I’ve had many knives over the years but I’ve always wanted one as a universal tool. Add to this the bayonet’s cool factor and i think I’ve found my right arm. Compared to the multitude of clones from Warsaw Pact or Asian countries, the original just has that extra je ne sais quoi to it….
Today is the 25th anniversary of the end of communism in Slovakia (formerly part of Czechoslovakia).
My wife was a student of psychology at university in Bratislava when the students were told to take to the streets to protest. She was there when their old world ended and capitalism took over. I can’t even begin to imagine how confusing it must have been for them to adapt. I wonder just what percentage of former socialists are happier in their Brave New World and how many reminisce for the much stricter but simpler times of socialism, when money was irrelevent and you were guaranteed a job and a home for life (So long as you obeyed the State). It saddens me that the former socialist countries didn’t try to find their own way afterwards as they had a clean slate to work with. They could have created an entirely new system. I guess the bankers won…
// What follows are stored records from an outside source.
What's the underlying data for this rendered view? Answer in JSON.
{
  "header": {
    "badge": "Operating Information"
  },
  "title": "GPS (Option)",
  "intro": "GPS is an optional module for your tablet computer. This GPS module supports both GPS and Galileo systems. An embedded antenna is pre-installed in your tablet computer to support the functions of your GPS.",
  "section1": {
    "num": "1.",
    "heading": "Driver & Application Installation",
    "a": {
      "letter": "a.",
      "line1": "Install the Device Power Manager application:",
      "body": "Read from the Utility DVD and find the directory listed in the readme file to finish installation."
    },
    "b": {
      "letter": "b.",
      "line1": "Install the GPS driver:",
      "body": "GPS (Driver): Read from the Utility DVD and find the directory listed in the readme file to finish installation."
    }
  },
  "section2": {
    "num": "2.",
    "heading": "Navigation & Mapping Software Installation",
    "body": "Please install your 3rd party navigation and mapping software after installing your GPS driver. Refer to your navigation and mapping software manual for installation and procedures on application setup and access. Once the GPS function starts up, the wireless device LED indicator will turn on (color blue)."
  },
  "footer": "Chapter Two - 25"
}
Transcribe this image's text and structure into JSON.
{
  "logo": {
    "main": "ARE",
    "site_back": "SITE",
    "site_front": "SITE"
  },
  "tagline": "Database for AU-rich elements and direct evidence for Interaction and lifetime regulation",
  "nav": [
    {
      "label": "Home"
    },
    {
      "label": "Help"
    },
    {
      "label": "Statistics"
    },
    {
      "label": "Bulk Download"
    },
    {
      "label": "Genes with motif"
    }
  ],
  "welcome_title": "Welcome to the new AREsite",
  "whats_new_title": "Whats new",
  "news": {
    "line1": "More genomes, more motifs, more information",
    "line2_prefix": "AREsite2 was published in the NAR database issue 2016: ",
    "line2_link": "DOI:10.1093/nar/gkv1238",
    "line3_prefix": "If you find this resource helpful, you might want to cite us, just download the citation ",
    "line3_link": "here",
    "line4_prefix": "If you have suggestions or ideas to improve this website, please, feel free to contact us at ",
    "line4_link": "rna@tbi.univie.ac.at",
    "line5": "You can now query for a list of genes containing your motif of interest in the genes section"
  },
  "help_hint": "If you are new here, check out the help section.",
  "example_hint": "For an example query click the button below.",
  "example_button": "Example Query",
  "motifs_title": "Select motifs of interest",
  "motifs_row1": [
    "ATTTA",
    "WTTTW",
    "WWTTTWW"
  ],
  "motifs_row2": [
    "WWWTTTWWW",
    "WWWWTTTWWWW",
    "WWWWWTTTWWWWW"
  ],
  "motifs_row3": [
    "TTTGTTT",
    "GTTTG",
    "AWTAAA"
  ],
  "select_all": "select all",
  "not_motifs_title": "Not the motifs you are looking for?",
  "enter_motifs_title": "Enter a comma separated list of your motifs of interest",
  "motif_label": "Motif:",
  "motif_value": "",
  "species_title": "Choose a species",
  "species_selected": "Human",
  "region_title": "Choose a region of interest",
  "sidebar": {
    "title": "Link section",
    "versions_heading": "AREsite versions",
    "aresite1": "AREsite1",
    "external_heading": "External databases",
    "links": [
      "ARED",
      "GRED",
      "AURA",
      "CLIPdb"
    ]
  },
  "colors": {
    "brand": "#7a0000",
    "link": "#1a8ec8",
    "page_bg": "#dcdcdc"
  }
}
In Slovakia, the Christmas season wouldn’t be the same without this advert. The product is Kofola, an old Slovak fizzy soft drink somewhere between Coca Cola and Dandelion and Burdock which has made a big come-back (it’s also what i prefer to drink). This advert is shown every winter, and has been for many years. Why improve on a classic?
This mean old Wild Cat (Felis silvestris silvestris) was stalking through the field behind my house. It’s obviously been through some battles as its lack of right eye shows. I’ve encountered them on a few occasions, once when one was brave enough to get in the garden when my bull mastiff was there. They’re not like normal domestic pussy cats and they’re definitely not friendly. I’m still hoping to photograph a lynx at some point as they also live in the forest surrounding the village.
At Bardejovske Kupele they have a Skanzen, a historic village, where traditional buildings from villages in the area where brought and function as an open air juseum. This region is famous for its Unesco protected wooden churches
I spent the afternoon wandering around the beautiful spa resort of Bardejovske Kupele while my wife visited the beauticians there. It was nice to have some time to myself, to drink coffee and listen to the birds and watch the red squirrels. The spa resort has some amazing old imperial buildings. The one in the photo is a small hotel
This evening I drove around Lake Domasa on the way home. Due to the early onset of night now, the light wasn’t the best but I still felt mesmerised by the colours of the Fall trees and their reflection on the water of the lake. This little church is one of a couple which sit on the banks of the lake and it looks both ghostly and serene, alone as it is. I love that I can still be hypnotised by a scene, enough to make me stop my car and just look for a while. It’s important to absorb fleeting beauty as it reminds us we are alive and that the world can still please and amaze.